Pesach | Video Message 2011
Updated: May 6, 2020
Hi welcome. Thank you for taking the time to watch this. This year I decided to do something different. As you know every Pesach I distribute a leaflet with a message to the entire community. This year, in light of current world events, I decided to distribute something more substantial: a short book of 40 pages on the topic of freedom, entitled Freedom Agenda – Blueprint for Creating a Better World.
We are living through historic times. What is happening in Arab countries around the world, in Egypt, Tunisia and other places, is really historic. The theme and spirit of the times is the quest for freedom. As freedom is one of the cornerstone values of Judaism, I felt it appropriate to convey some of these ideas concerning the Torah’s agenda for freedom.
While I was preparing the book, I had a fascinating conversation with a Jewish CEO of one of the top companies in South Africa who told me that often people view Judaism as a system filled with restrictions and duties that constrict our freedom and limit our options in life. I found that fascinating; here was a genius, really an outstanding person with this particular perception of what Judaism is all about. And I hear what he is saying. I can see how people can understand it from that perspective. But I think that it’s a mistake.
I told him there is a remarkable passage in the Talmud that looks at freedom from a completely different perspective. The Torah tells us that the Ten Commandments were charut al haluchot, “engraved on the Tablets,” and the Talmud comments that the word charut, engraved, has the same letters as the Hebrew word cheirut, which is freedom. The Talmud says, “there is no one who is truly free like a person who is involved with Torah.” This is a remarkable claim: Torah is the gateway to freedom. Not only can we achieve freedom through Torah, but the Talmud makes the bold statement that Torah is the only way to achieve real freedom.
The Torah is full of duties and obligations; the 613 commandments seem to impose restrictions on our lives. How, then, do we understand this statement of the Talmud? There is an interesting analogy from the physical world: health, diet and exercise. We might think that real freedom means eating what we want, when we want, as much as we want – and never having to exercise; to watch what we eat and to exercise – that would seem restrictive. But in truth, although on a superficial level diet and exercise are restrictive, such a lifestyle is actually liberating because it enables us to be free from the ravages of ill health and lethargy.

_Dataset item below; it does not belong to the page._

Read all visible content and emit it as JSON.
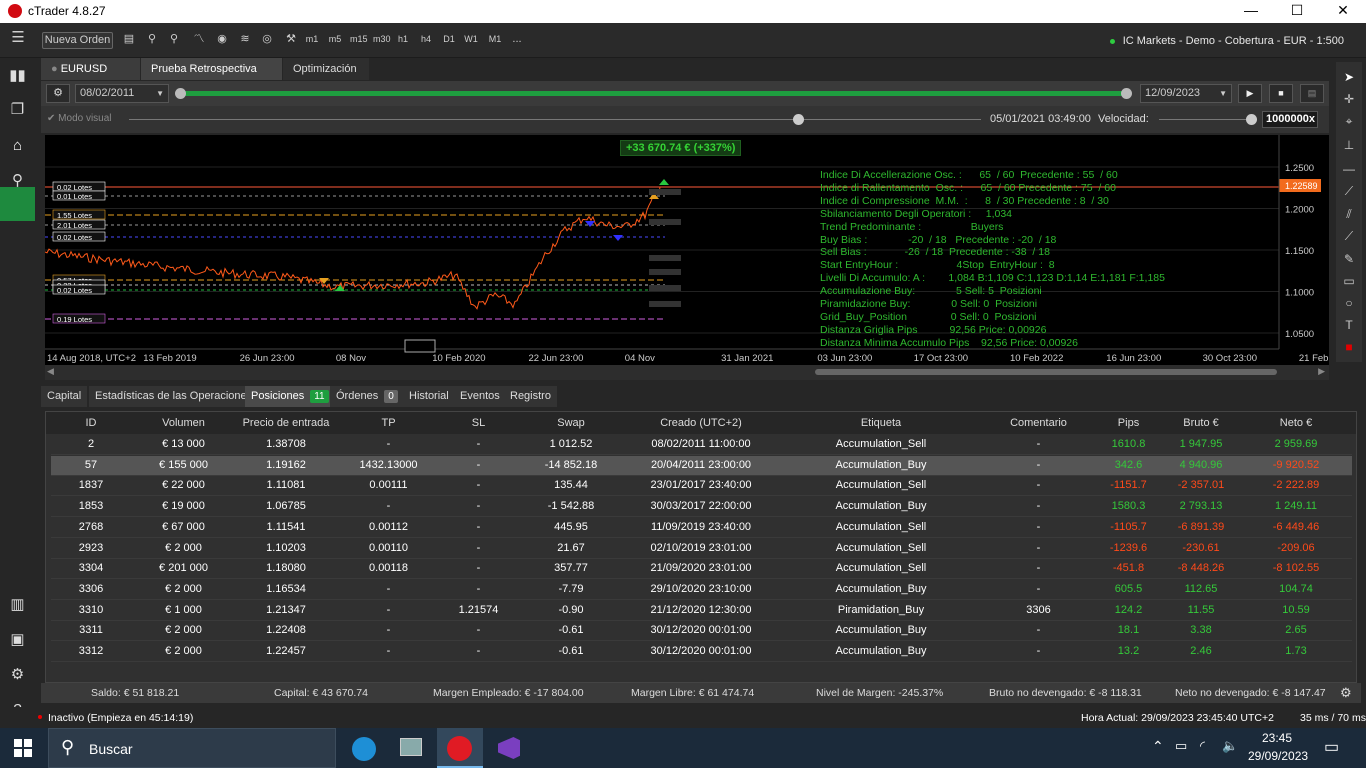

Living healthily means we are living in accordance with the laws of the physical universe, and when we live in accordance with the laws of the universe we are living at our optimum.
In the same way that G-d created physical laws for the universe, He created moral and spiritual laws for the universe. He revealed those laws to us in His Torah, and guided us as to how to live our lives. The Talmud even says G-d looked into the world and created the Torah. The Torah, then, is the blueprint for the world – its moral and spiritual infrastructure. When we live in accordance with this blueprint for a moral and spiritual world, we are living in accordance with the moral and spiritual laws of the universe. As with the physical laws of nature, when we follow the moral and spiritual laws we thrive and are full of energy.
The book Freedom Agenda: Blueprint for Creating a Better World discusses the moral and spiritual blueprint for the world, which G-d revealed to us in the Torah. The Torah shows us the gateway to freedom. It is a guide for creating freedom in this world. It’s the Torah’s agenda for freedom and it’s based on G-d’s blueprint for the moral and spiritual universe. It shows us the gateway to freedom. The book discusses the Torah’s guidelines to achieve freedom on an individual level as well as on a societal level, in terms of government – how to control abusive power; how to prevent tyranny; and how to run a welfare state; and in terms of individuals functioning within society as a whole – how to create a society of compassion and decency; how to understand the forces of history.
The book addresses these issues and that’s really what freedom is about and that’s what the book is about. Free copies are available from the shuls and the schools. It is also downloadable for your Kindle or iPad, on this website.
I hope you enjoy it. Read through it, ponder it. I would love to hear what you think about it. Please email me your thoughts – it is always pleasure hearing from our very special community.
Thank you so much for taking the time to watch this. Chag Kasher veSameach, wishing a joyous and kosher Pesach to our entire community. G-d bless you and thank you.